ACTION ITEM:
Pictures excluded, return every entry exactly, please.

(Dataset rows for apps and sites)
== Segment start ==

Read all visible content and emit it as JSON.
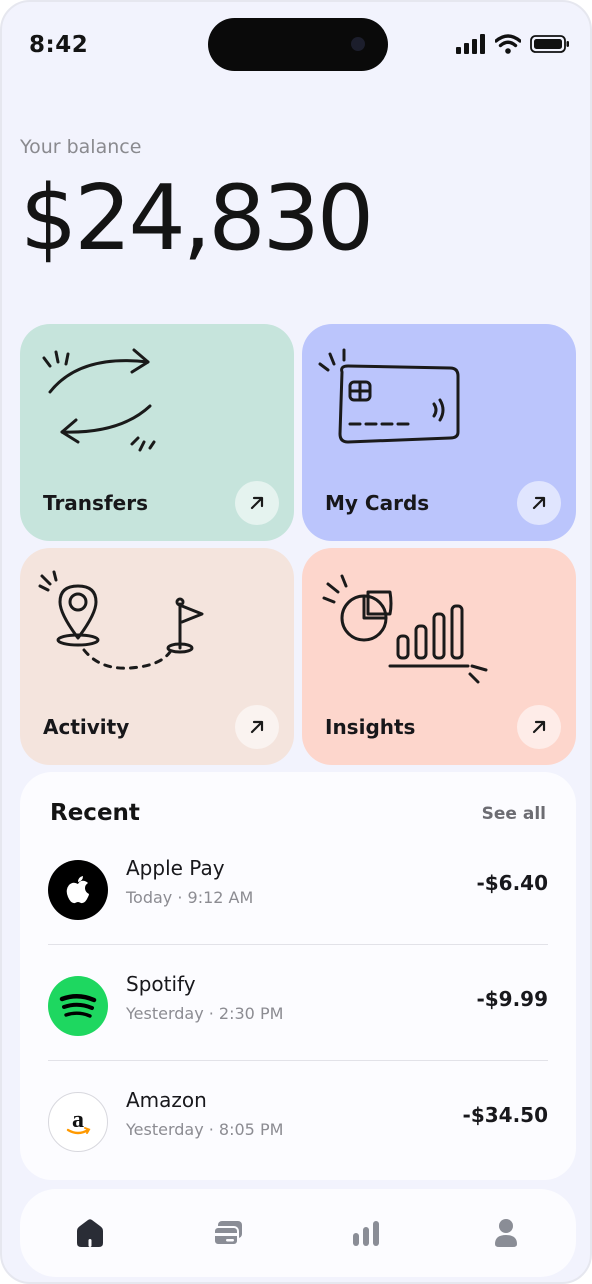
{
  "status_bar": {
    "time": "8:42",
    "icons": [
      "signal-icon",
      "wifi-icon",
      "battery-icon"
    ]
  },
  "balance": {
    "label": "Your balance",
    "value": "$24,830"
  },
  "tiles": [
    {
      "label": "Transfers",
      "color": "#c6e4dc",
      "icon": "transfer-arrows-icon"
    },
    {
      "label": "My Cards",
      "color": "#bbc5fc",
      "icon": "credit-card-icon"
    },
    {
      "label": "Activity",
      "color": "#f4e4dd",
      "icon": "route-pin-icon"
    },
    {
      "label": "Insights",
      "color": "#fdd6cc",
      "icon": "chart-icon"
    }
  ],
  "recent": {
    "title": "Recent",
    "see_all": "See all",
    "transactions": [
      {
        "name": "Apple Pay",
        "meta": "Today · 9:12 AM",
        "amount": "-$6.40",
        "icon": "apple-icon"
      },
      {
        "name": "Spotify",
        "meta": "Yesterday · 2:30 PM",
        "amount": "-$9.99",
        "icon": "spotify-icon"
      },
      {
        "name": "Amazon",
        "meta": "Yesterday · 8:05 PM",
        "amount": "-$34.50",
        "icon": "amazon-icon"
      }
    ]
  },
  "nav": {
    "items": [
      "home-icon",
      "cards-icon",
      "stats-icon",
      "profile-icon"
    ],
    "active": "home-icon"
  }
}
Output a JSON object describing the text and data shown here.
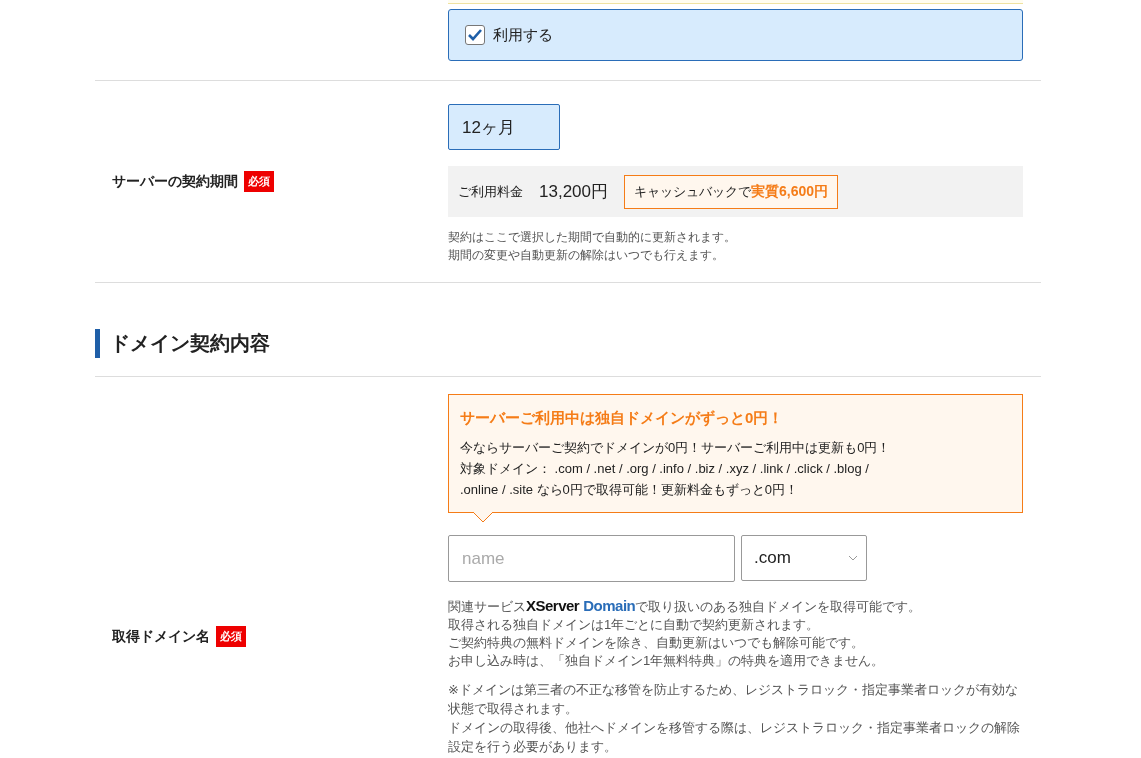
{
  "use_option": {
    "label": "利用する",
    "checked": true
  },
  "contract_term": {
    "label": "サーバーの契約期間",
    "required_badge": "必須",
    "term": "12ヶ月",
    "price_label": "ご利用料金",
    "price": "13,200円",
    "cashback_prefix": "キャッシュバックで",
    "cashback_amount": "実質6,600円",
    "notes": [
      "契約はここで選択した期間で自動的に更新されます。",
      "期間の変更や自動更新の解除はいつでも行えます。"
    ]
  },
  "section_heading": "ドメイン契約内容",
  "domain": {
    "label": "取得ドメイン名",
    "required_badge": "必須",
    "promo": {
      "title": "サーバーご利用中は独自ドメインがずっと0円！",
      "lines": [
        "今ならサーバーご契約でドメインが0円！サーバーご利用中は更新も0円！",
        "対象ドメイン： .com / .net / .org / .info / .biz / .xyz / .link / .click / .blog /",
        ".online / .site なら0円で取得可能！更新料金もずっと0円！"
      ]
    },
    "name_placeholder": "name",
    "tld": ".com",
    "related": {
      "before": "関連サービス",
      "logo_word1": "XServer",
      "logo_word2": "Domain",
      "after": "で取り扱いのある独自ドメインを取得可能です。"
    },
    "notes": [
      "取得される独自ドメインは1年ごとに自動で契約更新されます。",
      "ご契約特典の無料ドメインを除き、自動更新はいつでも解除可能です。",
      "お申し込み時は、「独自ドメイン1年無料特典」の特典を適用できません。"
    ],
    "lock_notes": [
      "※ドメインは第三者の不正な移管を防止するため、レジストラロック・指定事業者ロックが有効な状態で取得されます。",
      "ドメインの取得後、他社へドメインを移管する際は、レジストラロック・指定事業者ロックの解除設定を行う必要があります。"
    ]
  }
}
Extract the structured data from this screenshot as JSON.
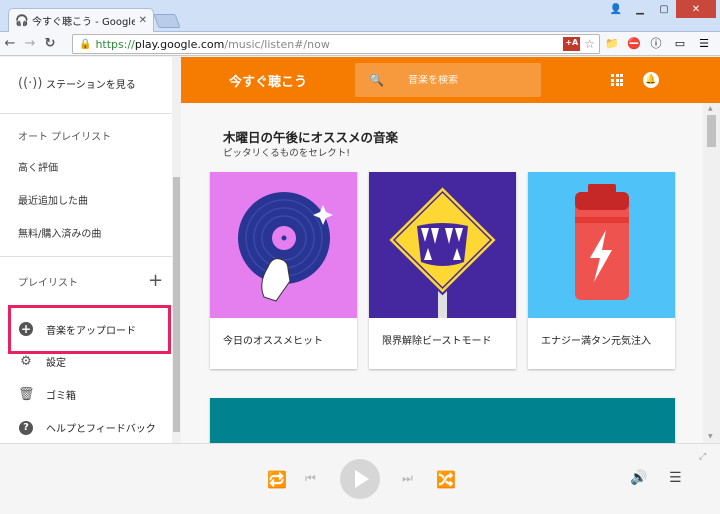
{
  "browser": {
    "tab_title": "今すぐ聴こう - Google Play",
    "url_scheme": "https://",
    "url_host": "play.google.com",
    "url_path": "/music/listen#/now",
    "ext_badge": "+A"
  },
  "sidebar": {
    "stations": "ステーションを見る",
    "auto_playlists_header": "オート プレイリスト",
    "auto_items": [
      "高く評価",
      "最近追加した曲",
      "無料/購入済みの曲"
    ],
    "playlists_header": "プレイリスト",
    "upload": "音楽をアップロード",
    "settings": "設定",
    "trash": "ゴミ箱",
    "help": "ヘルプとフィードバック"
  },
  "appbar": {
    "title": "今すぐ聴こう",
    "search_placeholder": "音楽を検索"
  },
  "recommendations": {
    "title": "木曜日の午後にオススメの音楽",
    "subtitle": "ピッタリくるものをセレクト!",
    "cards": [
      {
        "label": "今日のオススメヒット",
        "bg": "#e57ff0"
      },
      {
        "label": "限界解除ビーストモード",
        "bg": "#4527a0"
      },
      {
        "label": "エナジー満タン元気注入",
        "bg": "#4fc3f7"
      }
    ]
  },
  "colors": {
    "accent": "#f57c00",
    "highlight": "#e8215f",
    "teal": "#00838f"
  }
}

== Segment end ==

FINISHED EXERCISE:
Read all visible content and emit it as JSON.
{
  "status_bar": {
    "time": "8:42",
    "icons": [
      "signal-icon",
      "wifi-icon",
      "battery-icon"
    ]
  },
  "balance": {
    "label": "Your balance",
    "value": "$24,830"
  },
  "tiles": [
    {
      "label": "Transfers",
      "color": "#c6e4dc",
      "icon": "transfer-arrows-icon"
    },
    {
      "label": "My Cards",
      "color": "#bbc5fc",
      "icon": "credit-card-icon"
    },
    {
      "label": "Activity",
      "color": "#f4e4dd",
      "icon": "route-pin-icon"
    },
    {
      "label": "Insights",
      "color": "#fdd6cc",
      "icon": "chart-icon"
    }
  ],
  "recent": {
    "title": "Recent",
    "see_all": "See all",
    "transactions": [
      {
        "name": "Apple Pay",
        "meta": "Today · 9:12 AM",
        "amount": "-$6.40",
        "icon": "apple-icon"
      },
      {
        "name": "Spotify",
        "meta": "Yesterday · 2:30 PM",
        "amount": "-$9.99",
        "icon": "spotify-icon"
      },
      {
        "name": "Amazon",
        "meta": "Yesterday · 8:05 PM",
        "amount": "-$34.50",
        "icon": "amazon-icon"
      }
    ]
  },
  "nav": {
    "items": [
      "home-icon",
      "cards-icon",
      "stats-icon",
      "profile-icon"
    ],
    "active": "home-icon"
  }
}
Output a JSON object describing the text and data shown here.
{
  "use_option": {
    "label": "利用する",
    "checked": true
  },
  "contract_term": {
    "label": "サーバーの契約期間",
    "required_badge": "必須",
    "term": "12ヶ月",
    "price_label": "ご利用料金",
    "price": "13,200円",
    "cashback_prefix": "キャッシュバックで",
    "cashback_amount": "実質6,600円",
    "notes": [
      "契約はここで選択した期間で自動的に更新されます。",
      "期間の変更や自動更新の解除はいつでも行えます。"
    ]
  },
  "section_heading": "ドメイン契約内容",
  "domain": {
    "label": "取得ドメイン名",
    "required_badge": "必須",
    "promo": {
      "title": "サーバーご利用中は独自ドメインがずっと0円！",
      "lines": [
        "今ならサーバーご契約でドメインが0円！サーバーご利用中は更新も0円！",
        "対象ドメイン： .com / .net / .org / .info / .biz / .xyz / .link / .click / .blog /",
        ".online / .site なら0円で取得可能！更新料金もずっと0円！"
      ]
    },
    "name_placeholder": "name",
    "tld": ".com",
    "related": {
      "before": "関連サービス",
      "logo_word1": "XServer",
      "logo_word2": "Domain",
      "after": "で取り扱いのある独自ドメインを取得可能です。"
    },
    "notes": [
      "取得される独自ドメインは1年ごとに自動で契約更新されます。",
      "ご契約特典の無料ドメインを除き、自動更新はいつでも解除可能です。",
      "お申し込み時は、「独自ドメイン1年無料特典」の特典を適用できません。"
    ],
    "lock_notes": [
      "※ドメインは第三者の不正な移管を防止するため、レジストラロック・指定事業者ロックが有効な状態で取得されます。",
      "ドメインの取得後、他社へドメインを移管する際は、レジストラロック・指定事業者ロックの解除設定を行う必要があります。"
    ]
  }
}
Extract the structured data from this screenshot as JSON.
{
  "browser": {
    "tab_title": "今すぐ聴こう - Google Play",
    "url_scheme": "https://",
    "url_host": "play.google.com",
    "url_path": "/music/listen#/now",
    "ext_badge": "+A"
  },
  "sidebar": {
    "stations": "ステーションを見る",
    "auto_playlists_header": "オート プレイリスト",
    "auto_items": [
      "高く評価",
      "最近追加した曲",
      "無料/購入済みの曲"
    ],
    "playlists_header": "プレイリスト",
    "upload": "音楽をアップロード",
    "settings": "設定",
    "trash": "ゴミ箱",
    "help": "ヘルプとフィードバック"
  },
  "appbar": {
    "title": "今すぐ聴こう",
    "search_placeholder": "音楽を検索"
  },
  "recommendations": {
    "title": "木曜日の午後にオススメの音楽",
    "subtitle": "ピッタリくるものをセレクト!",
    "cards": [
      {
        "label": "今日のオススメヒット",
        "bg": "#e57ff0"
      },
      {
        "label": "限界解除ビーストモード",
        "bg": "#4527a0"
      },
      {
        "label": "エナジー満タン元気注入",
        "bg": "#4fc3f7"
      }
    ]
  },
  "colors": {
    "accent": "#f57c00",
    "highlight": "#e8215f",
    "teal": "#00838f"
  }
}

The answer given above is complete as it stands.